As I write, the Opposition parties are seeking to overturn the referendum result. They don’t exactly phrase it like that, of course. Instead, they say that they don’t want to leave without a deal. But they know perfectly well that, if you rule out a “no-deal Brexit,” you rule out Brexit itself. If “no-deal” is off the table, then all Brussels has to do to keep Britain in the EU is continue to offer intolerable terms.
That cuts both ways, of course. Theresa May negotiated a withdrawal agreement with the EU that wasn’t “intolerable” to a near-majority of Parliament, but Johnson and others wanted to leave on their own terms — and while disregarding their sovereign commitments in the Good Friday Agreement. To Ireland and the rest of the EU, that was intolerable. After three years, Johnson and his hard-Brexit allies have yet to float a serious proposal to deal with that situation. If Hannan wants to complain about bad-faith negotiations, the EU has a stronger case to make.

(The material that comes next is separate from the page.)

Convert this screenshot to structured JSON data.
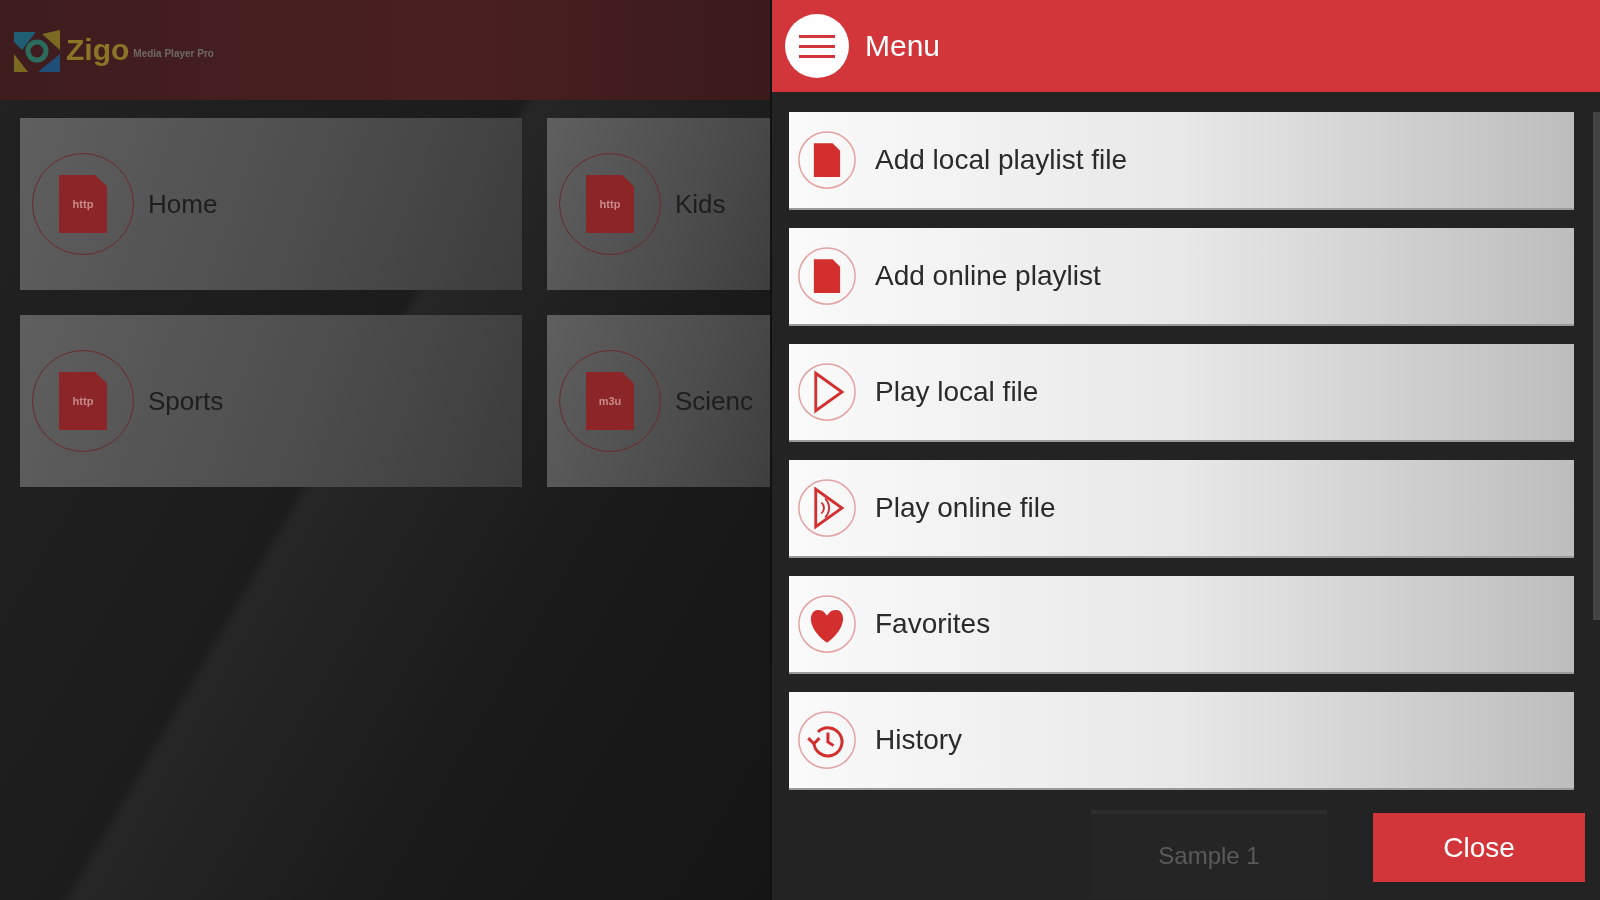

On the election question, Hannan’s on better ground, but still not convincing:
On Wednesday afternoon, MPs passed a motion obliging the government to seek as many extensions as the EU wanted. Boris Johnson, the prime minister, responded by calling for a general election. Whereupon Labour, which has been demanding an immediate poll for two years, suddenly went cold on the idea. Under legislation passed in 2010, two thirds of MPs must agree to an early dissolution of Parliament. On Wednesday evening, Labour and the other opposition parties, looking at the opinion polls, voted against such a dissolution.
Yes, you read that correctly. The parties that have spent the past month accusing Johnson of mounting some sort of coup just voted to prevent him from subjecting his tenure to a national vote.
That is a rather perverse outcome, but that too is more or less of Boris Johnson’s making. The UK should have held elections after the failure of May’s Withdrawal Agreement to put the issue to voters in the normal democratic process. Instead, Johnson and the Brexiters insisted on keeping control of the government to push through a no-deal Brexit with the rump Tory coalition. Johnson then decided to prorogue Parliament to keep it from having any say at all in the final form of Brexit, which forced Parliament to react in the manner Hannan describes.
Hannan also says “voters are not stupid,” and predicts a Tory majority in the next election as they re-endorse the referendum:
No one can say how it will turn out, obviously, though the betting markets and the money markets are both predicting a Conservative majority. Such a majority would at last allow Britain to square up to the EU without being undermined.
Ahem. Theresa May thought the same thing when she called for snap elections in 2017, and the Tories lost their majority instead. Even so, their coalition has held the majority ever since, and they’ve been “squaring up” to the EU throughout. Hannan’s prediction could well come true anyway, but it relies on the assumption that Leavers all back a crash-out from the EU rather than a negotiated deal that maintains the economic status quo, and that none of them have changed their minds about Brexit over the last three years of futility. That’s a rather large assumption, given that Brexit only won by three points in 2016 and wasn’t predicated on a crash-out but on a negotiated exit.
Added to that, Boris Johnson wants an election at the same time that his country will have to make disaster preparations for a no-deal Brexit — while purging his party of incumbents who might be badly needed to establish that majority. Frankly, it’s tough to come up with a better scenario if one wanted to lose a national election on purpose. That might be why JoJo danced out of his big brother’s Cabinet today.